Assigned task
From the listing, collect all lines containing the word "this".

Entries provided
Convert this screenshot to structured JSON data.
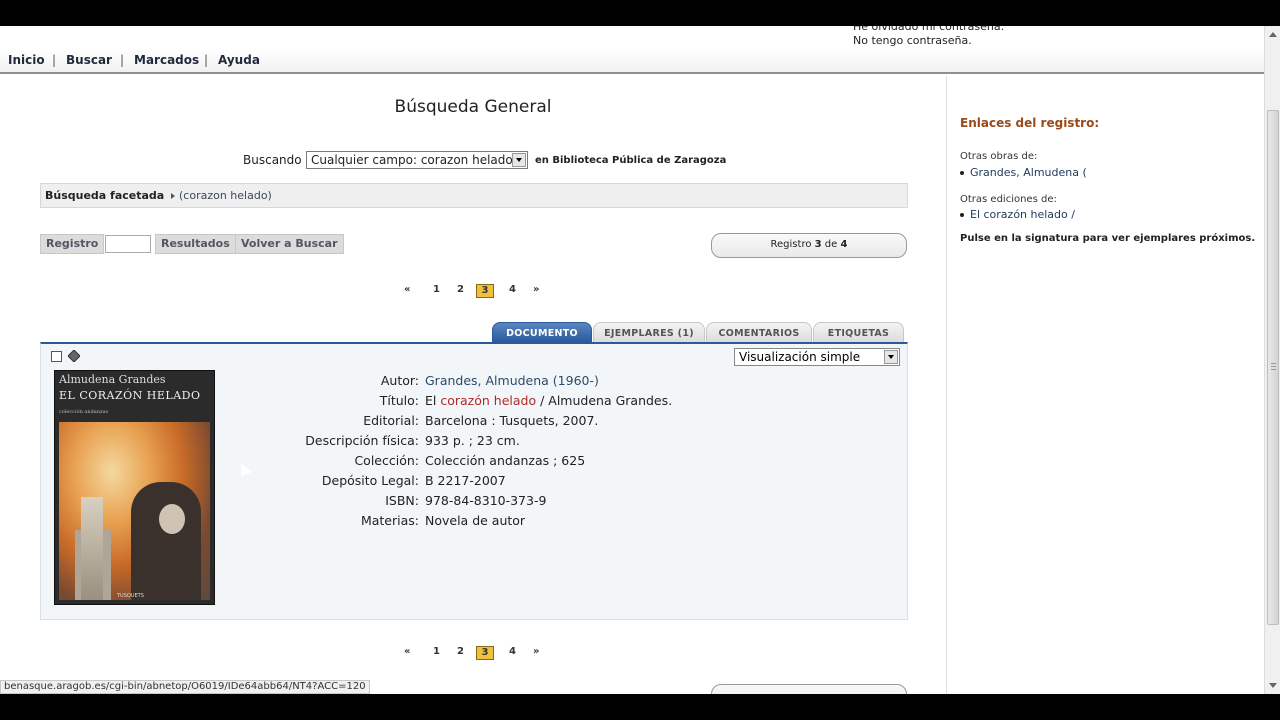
{
  "login": {
    "forgot": "He olvidado mi contraseña.",
    "no_password": "No tengo contraseña."
  },
  "nav": {
    "items": [
      "Inicio",
      "Buscar",
      "Marcados",
      "Ayuda"
    ]
  },
  "page": {
    "title": "Búsqueda General"
  },
  "search": {
    "label": "Buscando",
    "field_value": "Cualquier campo: corazon helado/",
    "where": "en Biblioteca Pública de Zaragoza"
  },
  "facets": {
    "label": "Búsqueda facetada",
    "crumb": "(corazon helado)"
  },
  "toolbar": {
    "registro": "Registro",
    "resultados": "Resultados",
    "volver": "Volver a Buscar"
  },
  "record_count": {
    "prefix": "Registro",
    "current": "3",
    "middle": "de",
    "total": "4"
  },
  "pager": {
    "first": "«",
    "pages": [
      "1",
      "2",
      "3",
      "4"
    ],
    "current": "3",
    "last": "»"
  },
  "tabs": [
    "DOCUMENTO",
    "EJEMPLARES (1)",
    "COMENTARIOS",
    "ETIQUETAS"
  ],
  "view_select": "Visualización simple",
  "cover": {
    "author": "Almudena Grandes",
    "title": "EL CORAZÓN HELADO",
    "collection": "colección andanzas",
    "publisher": "TUSQUETS"
  },
  "record": {
    "fields": [
      {
        "key": "Autor:",
        "value": "Grandes, Almudena (1960-)"
      },
      {
        "key": "Título:",
        "value_pre": "El ",
        "value_hl": "corazón helado",
        "value_post": " / Almudena Grandes."
      },
      {
        "key": "Editorial:",
        "value": "Barcelona : Tusquets, 2007."
      },
      {
        "key": "Descripción física:",
        "value": "933 p. ; 23 cm."
      },
      {
        "key": "Colección:",
        "value": "Colección andanzas ; 625"
      },
      {
        "key": "Depósito Legal:",
        "value": "B 2217-2007"
      },
      {
        "key": "ISBN:",
        "value": "978-84-8310-373-9"
      },
      {
        "key": "Materias:",
        "value": "Novela de autor"
      }
    ]
  },
  "sidebar": {
    "title": "Enlaces del registro:",
    "other_works_label": "Otras obras de:",
    "other_works_link": "Grandes, Almudena (",
    "other_editions_label": "Otras ediciones de:",
    "other_editions_link": "El corazón helado /",
    "note": "Pulse en la signatura para ver ejemplares próximos."
  },
  "status": {
    "url": "benasque.aragob.es/cgi-bin/abnetop/O6019/IDe64abb64/NT4?ACC=120"
  },
  "colors": {
    "tab_active": "#2a5a9c",
    "pager_current": "#f0c040",
    "sidebar_title": "#9a4a1a",
    "highlight": "#b02a2a"
  }
}
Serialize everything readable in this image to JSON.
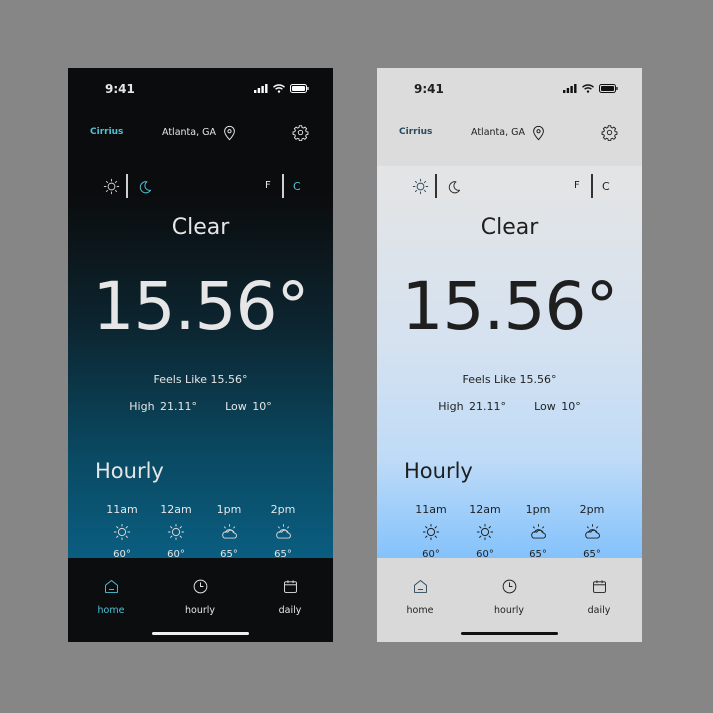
{
  "status": {
    "time": "9:41"
  },
  "header": {
    "app_name": "Cirrius",
    "location": "Atlanta, GA"
  },
  "units": {
    "f": "F",
    "c": "C"
  },
  "weather": {
    "condition": "Clear",
    "temperature": "15.56°",
    "feels_like": "Feels Like  15.56°",
    "high": "High  21.11°",
    "low": "Low  10°"
  },
  "hourly": {
    "title": "Hourly",
    "items": [
      {
        "time": "11am",
        "icon": "sun-icon",
        "temp": "60°"
      },
      {
        "time": "12am",
        "icon": "sun-icon",
        "temp": "60°"
      },
      {
        "time": "1pm",
        "icon": "partly-cloudy-icon",
        "temp": "65°"
      },
      {
        "time": "2pm",
        "icon": "partly-cloudy-icon",
        "temp": "65°"
      }
    ]
  },
  "nav": {
    "home": "home",
    "hourly": "hourly",
    "daily": "daily"
  },
  "themes": {
    "dark": {
      "text": "#e6e6e6",
      "accent": "#4fc3d9",
      "background": "#0b0c0d"
    },
    "light": {
      "text": "#1f1f1f",
      "accent": "#2a4a5a",
      "background": "#e2e3e5"
    }
  }
}
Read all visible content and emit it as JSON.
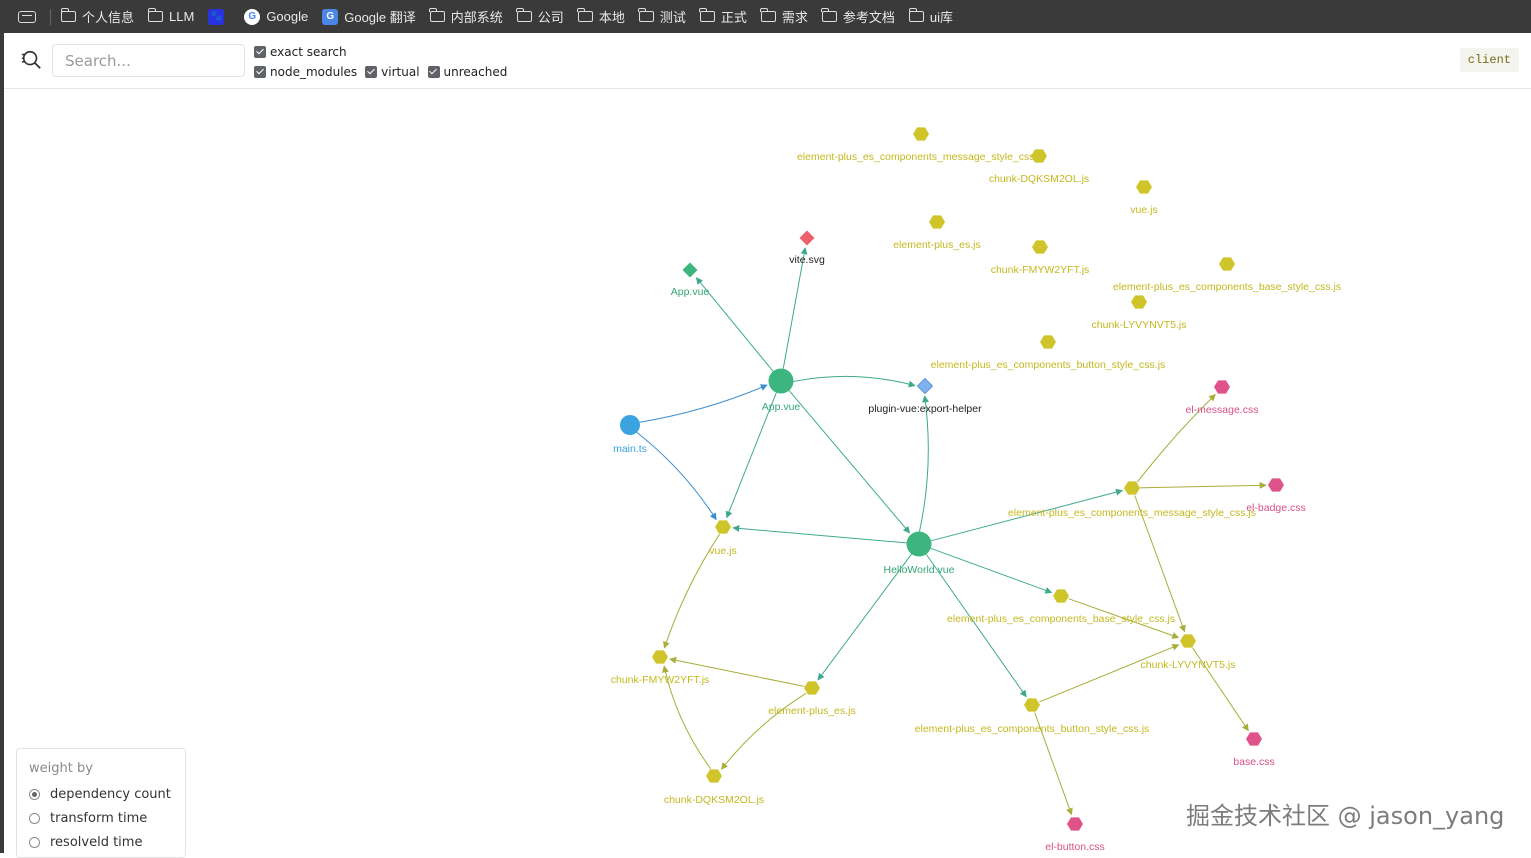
{
  "bookmarks": [
    {
      "label": "个人信息",
      "icon": "folder-icon"
    },
    {
      "label": "LLM",
      "icon": "folder-icon"
    },
    {
      "label": "",
      "icon": "baidu-icon"
    },
    {
      "label": "Google",
      "icon": "google-icon"
    },
    {
      "label": "Google 翻译",
      "icon": "google-translate-icon"
    },
    {
      "label": "内部系统",
      "icon": "folder-icon"
    },
    {
      "label": "公司",
      "icon": "folder-icon"
    },
    {
      "label": "本地",
      "icon": "folder-icon"
    },
    {
      "label": "测试",
      "icon": "folder-icon"
    },
    {
      "label": "正式",
      "icon": "folder-icon"
    },
    {
      "label": "需求",
      "icon": "folder-icon"
    },
    {
      "label": "参考文档",
      "icon": "folder-icon"
    },
    {
      "label": "ui库",
      "icon": "folder-icon"
    }
  ],
  "search": {
    "placeholder": "Search...",
    "value": ""
  },
  "filters": [
    {
      "label": "exact search",
      "checked": true
    },
    {
      "label": "node_modules",
      "checked": true
    },
    {
      "label": "virtual",
      "checked": true
    },
    {
      "label": "unreached",
      "checked": true
    }
  ],
  "environment_badge": "client",
  "weight_panel": {
    "title": "weight by",
    "options": [
      {
        "label": "dependency count",
        "selected": true
      },
      {
        "label": "transform time",
        "selected": false
      },
      {
        "label": "resolveld time",
        "selected": false
      }
    ]
  },
  "colors": {
    "vue": "#3cb57f",
    "ts": "#3ba3e0",
    "js": "#cfc52a",
    "css": "#e0538a",
    "svg": "#f0606a",
    "virtual": "#7fb3ef"
  },
  "graph": {
    "nodes": [
      {
        "id": "main",
        "label": "main.ts",
        "kind": "ts",
        "shape": "circle"
      },
      {
        "id": "appvue",
        "label": "App.vue",
        "kind": "vue",
        "shape": "circle"
      },
      {
        "id": "appvue2",
        "label": "App.vue",
        "kind": "vue",
        "shape": "diamond"
      },
      {
        "id": "vitesvg",
        "label": "vite.svg",
        "kind": "svg",
        "shape": "diamond"
      },
      {
        "id": "helper",
        "label": "plugin-vue:export-helper",
        "kind": "virtual",
        "shape": "diamond"
      },
      {
        "id": "hello",
        "label": "HelloWorld.vue",
        "kind": "vue",
        "shape": "circle"
      },
      {
        "id": "vuejs",
        "label": "vue.js",
        "kind": "js",
        "shape": "hex"
      },
      {
        "id": "fmy",
        "label": "chunk-FMYW2YFT.js",
        "kind": "js",
        "shape": "hex"
      },
      {
        "id": "dqk",
        "label": "chunk-DQKSM2OL.js",
        "kind": "js",
        "shape": "hex"
      },
      {
        "id": "ep",
        "label": "element-plus_es.js",
        "kind": "js",
        "shape": "hex"
      },
      {
        "id": "msgstyle",
        "label": "element-plus_es_components_message_style_css.js",
        "kind": "js",
        "shape": "hex"
      },
      {
        "id": "basestyle",
        "label": "element-plus_es_components_base_style_css.js",
        "kind": "js",
        "shape": "hex"
      },
      {
        "id": "btnstyle",
        "label": "element-plus_es_components_button_style_css.js",
        "kind": "js",
        "shape": "hex"
      },
      {
        "id": "lyv",
        "label": "chunk-LYVYNVT5.js",
        "kind": "js",
        "shape": "hex"
      },
      {
        "id": "elmsg",
        "label": "el-message.css",
        "kind": "css",
        "shape": "hex"
      },
      {
        "id": "elbadge",
        "label": "el-badge.css",
        "kind": "css",
        "shape": "hex"
      },
      {
        "id": "basecss",
        "label": "base.css",
        "kind": "css",
        "shape": "hex"
      },
      {
        "id": "elbtn",
        "label": "el-button.css",
        "kind": "css",
        "shape": "hex"
      },
      {
        "id": "u1",
        "label": "element-plus_es_components_message_style_css.js",
        "kind": "js",
        "shape": "hex"
      },
      {
        "id": "u2",
        "label": "chunk-DQKSM2OL.js",
        "kind": "js",
        "shape": "hex"
      },
      {
        "id": "u3",
        "label": "vue.js",
        "kind": "js",
        "shape": "hex"
      },
      {
        "id": "u4",
        "label": "element-plus_es.js",
        "kind": "js",
        "shape": "hex"
      },
      {
        "id": "u5",
        "label": "chunk-FMYW2YFT.js",
        "kind": "js",
        "shape": "hex"
      },
      {
        "id": "u6",
        "label": "element-plus_es_components_base_style_css.js",
        "kind": "js",
        "shape": "hex"
      },
      {
        "id": "u7",
        "label": "chunk-LYVYNVT5.js",
        "kind": "js",
        "shape": "hex"
      },
      {
        "id": "u8",
        "label": "element-plus_es_components_button_style_css.js",
        "kind": "js",
        "shape": "hex"
      }
    ],
    "edges": [
      [
        "main",
        "appvue"
      ],
      [
        "main",
        "vuejs"
      ],
      [
        "appvue",
        "appvue2"
      ],
      [
        "appvue",
        "vitesvg"
      ],
      [
        "appvue",
        "helper"
      ],
      [
        "appvue",
        "vuejs"
      ],
      [
        "appvue",
        "hello"
      ],
      [
        "hello",
        "helper"
      ],
      [
        "hello",
        "vuejs"
      ],
      [
        "hello",
        "msgstyle"
      ],
      [
        "hello",
        "basestyle"
      ],
      [
        "hello",
        "ep"
      ],
      [
        "hello",
        "btnstyle"
      ],
      [
        "vuejs",
        "fmy"
      ],
      [
        "ep",
        "fmy"
      ],
      [
        "ep",
        "dqk"
      ],
      [
        "dqk",
        "fmy"
      ],
      [
        "msgstyle",
        "elmsg"
      ],
      [
        "msgstyle",
        "elbadge"
      ],
      [
        "msgstyle",
        "lyv"
      ],
      [
        "basestyle",
        "lyv"
      ],
      [
        "btnstyle",
        "lyv"
      ],
      [
        "btnstyle",
        "elbtn"
      ],
      [
        "lyv",
        "basecss"
      ]
    ]
  },
  "watermark": "掘金技术社区 @ jason_yang"
}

Response below
Convert this screenshot to structured JSON data.
Serialize everything readable in this image to JSON.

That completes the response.